First Published: 1831 (Penguin Classics ed.1986)
My copy: Borrowed from the Library where I work
Memorable quote: “For the bright side of the painting I had limited sympathy. My visions were of shipwreck and famine; of death or captivity among barbarian hordes; of a lifetime dragged out in sorrow and tears, upon some gray and desolate rock, in an ocean unapproachable and unknown.”
While many of the greatest classic novels are hugely influential, some novels are considerably less great but no less influential – and those are still interesting reads because of their far-reaching literary legacies. Arthur Gordon Pym was Poe’s only complete novel and it very much falls into that latter category. Young and headstrong, Arthur Gordon Pym thirsts for action and he finds it in no small measure when he stows away on The Grampus, a whaling brig captained by his best friend’s father. Mutiny, starvation, cannibalism, shipwreck, uncharted waters, unknown tribes and uncanny experiences; careering as it does from one disaster to the next, at times this book just felt like a grisly catalogue of catastrophe and there are a few genuinely gruesome moments. Pitched as a real account, the tone of the narrative slowly evolves from the action packed seafaring adventure yarn of the first half to become more of a travelogue, a voyage of exploration in uncharted polar waters, before it finally morphs into something altogether stranger and much more akin to a weird tale.

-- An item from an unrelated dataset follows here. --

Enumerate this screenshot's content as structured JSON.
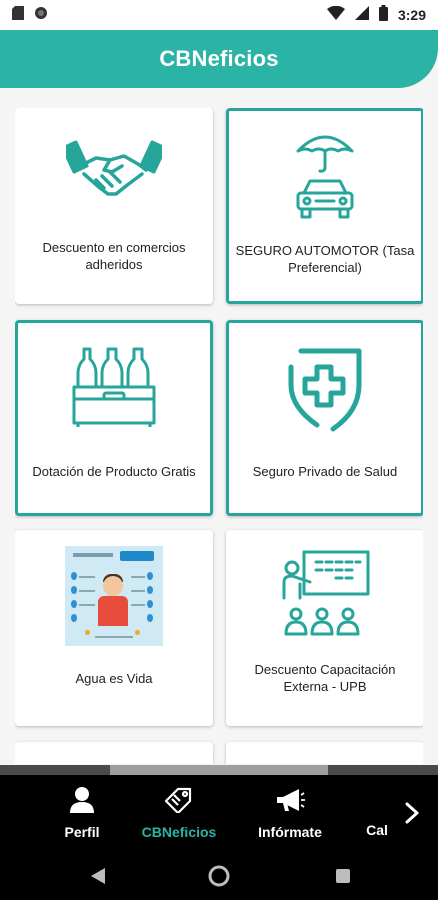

I enjoyed the powerfully evoked claustrophobia and breath-taking action scenes of the early sections onboard The Grampus most of all, but the stranger second half is an interesting early example of the imaginative lure of Antarctica. Poe’s narrative clearly draws on real life accounts of southern exploration such as those of Cook, Weddell and Biscoe. But although interest in polar exploration was high in 1838, at this time the Antarctic regions were still largely uncharted and unknown. The far Southern waters therefore gave Poe the perfect setting to pique public interest and allow him to present his tale in journalistic terms, while at the same time allowing him enough space to fully indulge his flights of creative fancy. Just as it does in Lovecraft’s later (and clearly Pym-influenced work) At The Mountains of Madness, in Poe’s novel the Southern Polar region serves as a compelling Terra Incognita which can be imbued with much symbolic meaning. In fact, The Narrative of Arthur Gordon Pym is stuffed with morally symbolic images of blackness and whiteness, although the author’s depiction of race will not feel entirely comfortable to a modern reader and his overall meaning isn’t always apparent. Even having finished the book I felt there was much meaning that had eluded me, but I think this might be intentional. Poe does seem to set out to ridicule and explode the limits of alleged autobiography and the novel definitely deals more in sensation than in coherence.
Overall, I didn’t find this as successful or as atmospheric a read as many of Poe’s shorter stories, but then in my experience horror usually is more powerful in concentrated doses. But it was fascinating to read this novel in the light of several other works clearly influenced by it that I have enjoyed over the past year, most notably perhaps, the aforementioned Lovecraft, and, of course, Moby Dick. Not a great read then, but certainly never dull and very interesting in its wider literary and historical context.